Investors in Tesla bonds, options show skepticism about buy-out

gambling on the take-private deal described by Chief Executive Elon Musk will not become a reality.

Like the share price, Tesla's bonds suspended all profits they made after Musk shocked investors with a tweet on 7 August, saying that he had "secured funding" for a possible buyout deal of $ 420 per share.

This suggests that the credit market has reduced the chances of a deal, and data showed that activity on the stock option market also indicates that these investors are also skeptical.

Tesla's high-yield debts fluctuate around 87.5 cents against the dollar, against 93.0 cents on 7 August, according to data from Thomson Reuters. The Tesla convertible bonds that expire in 2021, trade around 107.20 cents on the dollar, against 120.46 cents on the dollar on 7 August.

Convertible bonds give bondholders the right to trade their debt for equity after shares rise above a certain price.

Bondholders are fully repaid in the event of a buy-out – 101 cents on the dollar for the junk bond that will expire in 2025 if certain conditions are met. The longer-term convertible debt of the company would earn an extra premium above par if Tesla was taken privately.

"The smart trade at the moment is to keep the converts short and the high yield bonds going long, because that spread will collapse" in case Tesla filed for bankruptcy, said Lawrence McDonald, founder of the Bear Traps Report.

McDonald believes that bankruptcy is the path for Tesla if it does not find a buyer because of its high leverage compared to earnings before interest, taxes, depreciation and amortization.

A Tesla spokesman declined to comment. Musk said in his second quarterly letter from shareholders that the company can be profitable from the third quarter onwards.

Investors in Tesla have increased their stake on the convertible bonds. The short positions in the three converts have risen, from $ 38.14 million on August 6 to $ 49.47 million on August 16, according to IHS Markit.

Tesla's convertible bonds, which mature in 2021, trade around $ 107.20 on the dollar – about 20.8 cents shy of where they would trade if a deal for $ 420 was fully priced, "said Geoffrey Dancey, managing partner and portfolio manager. Cutler Capital Management.

"If these bonds were priced for an acquisition, they would trade a serious premium for the conversion value compared to when the deal was announced," Dancey said. "The convertibles certainly do not trade as if this company is privately accepted for $ 420 and they have never done that."

Long-term convertible bonds benefit from take-private deals, which give bondholders extra shares. With a deal of $ 420 per share, the convertible bond of 2021 would be 11 percent higher than the face value, or 11 percent more shares.

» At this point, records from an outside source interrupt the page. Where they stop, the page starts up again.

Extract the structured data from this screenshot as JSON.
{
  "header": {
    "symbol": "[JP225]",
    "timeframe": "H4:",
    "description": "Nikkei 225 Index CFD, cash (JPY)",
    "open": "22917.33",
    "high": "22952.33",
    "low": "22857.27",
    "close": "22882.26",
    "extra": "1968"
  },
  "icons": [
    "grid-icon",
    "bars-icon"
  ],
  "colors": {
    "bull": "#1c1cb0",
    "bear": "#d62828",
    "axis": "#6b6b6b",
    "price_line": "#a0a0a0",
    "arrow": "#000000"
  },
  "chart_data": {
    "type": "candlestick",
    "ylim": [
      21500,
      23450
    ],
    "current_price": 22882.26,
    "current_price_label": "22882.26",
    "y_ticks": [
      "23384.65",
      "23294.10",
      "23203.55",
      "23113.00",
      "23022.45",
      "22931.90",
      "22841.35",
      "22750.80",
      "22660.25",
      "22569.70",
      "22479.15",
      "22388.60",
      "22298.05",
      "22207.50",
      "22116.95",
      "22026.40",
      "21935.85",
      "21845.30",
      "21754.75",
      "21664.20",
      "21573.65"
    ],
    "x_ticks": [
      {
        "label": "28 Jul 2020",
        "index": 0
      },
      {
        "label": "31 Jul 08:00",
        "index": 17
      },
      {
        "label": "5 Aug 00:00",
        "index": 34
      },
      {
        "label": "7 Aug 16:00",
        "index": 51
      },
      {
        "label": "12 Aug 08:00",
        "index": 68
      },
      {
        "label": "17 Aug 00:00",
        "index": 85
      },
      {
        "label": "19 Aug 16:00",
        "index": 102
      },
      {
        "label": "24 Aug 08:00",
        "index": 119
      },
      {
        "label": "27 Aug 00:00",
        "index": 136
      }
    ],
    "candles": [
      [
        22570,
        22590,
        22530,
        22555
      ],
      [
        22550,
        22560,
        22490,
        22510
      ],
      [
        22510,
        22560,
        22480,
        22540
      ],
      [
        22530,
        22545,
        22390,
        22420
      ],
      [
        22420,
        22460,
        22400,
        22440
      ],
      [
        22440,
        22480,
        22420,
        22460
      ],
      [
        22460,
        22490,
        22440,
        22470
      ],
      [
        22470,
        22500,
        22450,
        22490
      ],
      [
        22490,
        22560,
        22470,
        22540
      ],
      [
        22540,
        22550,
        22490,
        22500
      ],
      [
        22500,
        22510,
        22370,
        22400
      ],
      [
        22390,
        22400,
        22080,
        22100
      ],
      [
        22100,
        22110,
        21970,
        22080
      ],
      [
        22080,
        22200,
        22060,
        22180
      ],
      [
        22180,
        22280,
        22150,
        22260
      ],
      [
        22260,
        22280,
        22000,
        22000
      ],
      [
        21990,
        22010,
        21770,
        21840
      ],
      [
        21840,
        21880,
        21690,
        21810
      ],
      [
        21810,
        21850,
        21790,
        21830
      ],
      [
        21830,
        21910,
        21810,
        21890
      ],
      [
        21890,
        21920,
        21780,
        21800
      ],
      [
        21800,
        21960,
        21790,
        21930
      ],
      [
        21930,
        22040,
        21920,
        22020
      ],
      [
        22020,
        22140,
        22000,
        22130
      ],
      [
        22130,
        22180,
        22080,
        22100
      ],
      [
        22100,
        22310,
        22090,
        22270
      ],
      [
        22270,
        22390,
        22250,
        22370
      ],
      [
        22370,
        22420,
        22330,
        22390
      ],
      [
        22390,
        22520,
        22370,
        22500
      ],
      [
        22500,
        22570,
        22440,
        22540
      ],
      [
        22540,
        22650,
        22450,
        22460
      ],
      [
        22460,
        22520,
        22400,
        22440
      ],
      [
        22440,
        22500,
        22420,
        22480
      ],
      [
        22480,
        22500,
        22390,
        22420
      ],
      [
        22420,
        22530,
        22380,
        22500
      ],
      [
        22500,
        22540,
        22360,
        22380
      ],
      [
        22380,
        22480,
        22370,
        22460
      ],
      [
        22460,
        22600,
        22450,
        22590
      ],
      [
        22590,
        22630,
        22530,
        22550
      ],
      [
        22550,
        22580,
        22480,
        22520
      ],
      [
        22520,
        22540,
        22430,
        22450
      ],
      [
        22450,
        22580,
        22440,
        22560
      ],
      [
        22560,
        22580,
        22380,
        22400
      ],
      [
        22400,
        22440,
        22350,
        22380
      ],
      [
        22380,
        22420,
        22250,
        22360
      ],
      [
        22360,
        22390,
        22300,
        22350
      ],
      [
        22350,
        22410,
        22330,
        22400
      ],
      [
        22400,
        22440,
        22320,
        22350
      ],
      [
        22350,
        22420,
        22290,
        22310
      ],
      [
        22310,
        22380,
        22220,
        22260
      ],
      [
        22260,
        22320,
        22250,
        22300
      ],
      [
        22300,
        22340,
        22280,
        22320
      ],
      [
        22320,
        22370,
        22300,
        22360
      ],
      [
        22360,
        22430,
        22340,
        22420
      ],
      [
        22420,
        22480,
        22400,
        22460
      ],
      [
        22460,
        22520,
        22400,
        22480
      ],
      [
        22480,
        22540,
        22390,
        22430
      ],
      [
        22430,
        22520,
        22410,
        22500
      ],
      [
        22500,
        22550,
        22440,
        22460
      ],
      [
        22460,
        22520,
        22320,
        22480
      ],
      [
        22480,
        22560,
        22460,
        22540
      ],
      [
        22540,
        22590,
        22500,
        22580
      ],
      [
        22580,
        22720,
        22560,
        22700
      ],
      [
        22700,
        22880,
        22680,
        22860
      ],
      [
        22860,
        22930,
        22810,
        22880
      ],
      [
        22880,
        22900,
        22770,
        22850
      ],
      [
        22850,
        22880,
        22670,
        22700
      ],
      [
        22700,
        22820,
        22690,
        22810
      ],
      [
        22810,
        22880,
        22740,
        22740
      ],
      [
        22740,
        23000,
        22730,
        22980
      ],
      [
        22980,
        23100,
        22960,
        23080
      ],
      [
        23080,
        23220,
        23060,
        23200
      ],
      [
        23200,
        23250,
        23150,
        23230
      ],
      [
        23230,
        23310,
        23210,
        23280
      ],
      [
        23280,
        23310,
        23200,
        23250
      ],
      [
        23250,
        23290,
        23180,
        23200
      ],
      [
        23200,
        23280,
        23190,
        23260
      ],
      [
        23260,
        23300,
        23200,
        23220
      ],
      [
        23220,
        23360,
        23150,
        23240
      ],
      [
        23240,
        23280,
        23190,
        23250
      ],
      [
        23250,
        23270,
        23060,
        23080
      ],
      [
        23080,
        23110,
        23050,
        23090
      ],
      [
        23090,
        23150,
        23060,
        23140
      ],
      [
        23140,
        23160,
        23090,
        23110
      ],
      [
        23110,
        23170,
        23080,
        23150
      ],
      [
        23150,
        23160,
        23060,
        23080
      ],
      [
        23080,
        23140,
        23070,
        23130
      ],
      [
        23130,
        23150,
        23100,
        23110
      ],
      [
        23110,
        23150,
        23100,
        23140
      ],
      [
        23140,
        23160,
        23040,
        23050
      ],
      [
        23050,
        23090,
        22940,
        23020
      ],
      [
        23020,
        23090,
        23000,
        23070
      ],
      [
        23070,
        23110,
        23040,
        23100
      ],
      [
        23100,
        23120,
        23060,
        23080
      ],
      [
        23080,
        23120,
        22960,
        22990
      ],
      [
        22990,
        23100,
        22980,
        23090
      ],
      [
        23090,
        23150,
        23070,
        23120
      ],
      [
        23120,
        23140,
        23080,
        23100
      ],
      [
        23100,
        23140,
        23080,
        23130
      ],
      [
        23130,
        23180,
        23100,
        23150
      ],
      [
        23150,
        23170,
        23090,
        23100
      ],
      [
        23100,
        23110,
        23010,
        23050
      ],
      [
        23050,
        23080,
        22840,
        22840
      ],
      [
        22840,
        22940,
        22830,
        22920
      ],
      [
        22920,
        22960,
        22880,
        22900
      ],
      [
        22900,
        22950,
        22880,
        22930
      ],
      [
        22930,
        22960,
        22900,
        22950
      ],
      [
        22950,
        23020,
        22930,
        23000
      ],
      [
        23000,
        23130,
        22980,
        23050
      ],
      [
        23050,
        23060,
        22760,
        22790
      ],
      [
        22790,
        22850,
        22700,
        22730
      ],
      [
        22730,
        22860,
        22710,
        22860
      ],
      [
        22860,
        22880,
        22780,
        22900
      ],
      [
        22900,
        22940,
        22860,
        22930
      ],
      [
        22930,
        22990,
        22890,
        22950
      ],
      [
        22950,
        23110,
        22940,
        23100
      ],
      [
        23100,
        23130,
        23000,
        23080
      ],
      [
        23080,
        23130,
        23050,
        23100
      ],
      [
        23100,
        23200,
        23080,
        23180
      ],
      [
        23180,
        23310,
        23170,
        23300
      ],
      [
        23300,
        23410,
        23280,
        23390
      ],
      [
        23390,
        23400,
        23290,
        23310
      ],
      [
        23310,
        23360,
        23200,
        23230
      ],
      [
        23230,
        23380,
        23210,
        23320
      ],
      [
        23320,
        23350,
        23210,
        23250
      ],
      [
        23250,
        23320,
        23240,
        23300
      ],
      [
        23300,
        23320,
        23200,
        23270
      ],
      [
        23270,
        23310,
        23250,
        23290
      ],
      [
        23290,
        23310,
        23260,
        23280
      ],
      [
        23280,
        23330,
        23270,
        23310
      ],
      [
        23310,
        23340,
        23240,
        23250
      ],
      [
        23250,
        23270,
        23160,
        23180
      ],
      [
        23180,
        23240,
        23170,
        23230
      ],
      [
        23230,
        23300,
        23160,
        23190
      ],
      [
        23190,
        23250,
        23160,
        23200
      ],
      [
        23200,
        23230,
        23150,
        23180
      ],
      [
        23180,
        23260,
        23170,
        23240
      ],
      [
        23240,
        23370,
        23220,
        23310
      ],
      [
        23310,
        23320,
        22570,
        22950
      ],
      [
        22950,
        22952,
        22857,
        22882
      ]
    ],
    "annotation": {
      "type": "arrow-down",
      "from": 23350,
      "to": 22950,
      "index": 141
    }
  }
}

On the day of Musk's buyout tweet, the share price reached a 11 month high of $ 387.46, more than $ 27 above the conversion rate of 2021. The highest listing of 2021 on that day was 120.46 cent on the dollar.

The debt is now traded under the price prior to the deal tweet, as well as below the price before the solid second quarter profit on 1 August.


Traders in the US stock option market also seemed to doubt whether Musk could make up for its proposal, according to the option dates.

Data from the Chicago-based volatility and option data firm ORATS showed that traders had shown some confidence in the first instance, but that Musk might have closed a deal, the conviction was declined.

"Initially, option traders responded with a little faith, now there is disbelief," says Matt Amberson, founder of ORATS.

Discarding the impact of the gain on the implied volatility of a year's Tesla options, this measure of how many traders expect shares to move in the future will go back to where it was for the Musk tweet, data from ORATS .

If there were substantial expectations that the Tesla would become private in the near future, the volatility contained in these contracts would have decreased, Amberson said.

Tesla shares closed at $ 321.64 on Wednesday.

(Reporting by Kate Duguid and Saqib Iqbal Ahmed; Editing by Jennifer Ablan, Nick Zieminski and David Gregorio)

(This story is not edited by Business Standard staff and is automatically generated from a syndicated feed.)

Source link

Leave a Reply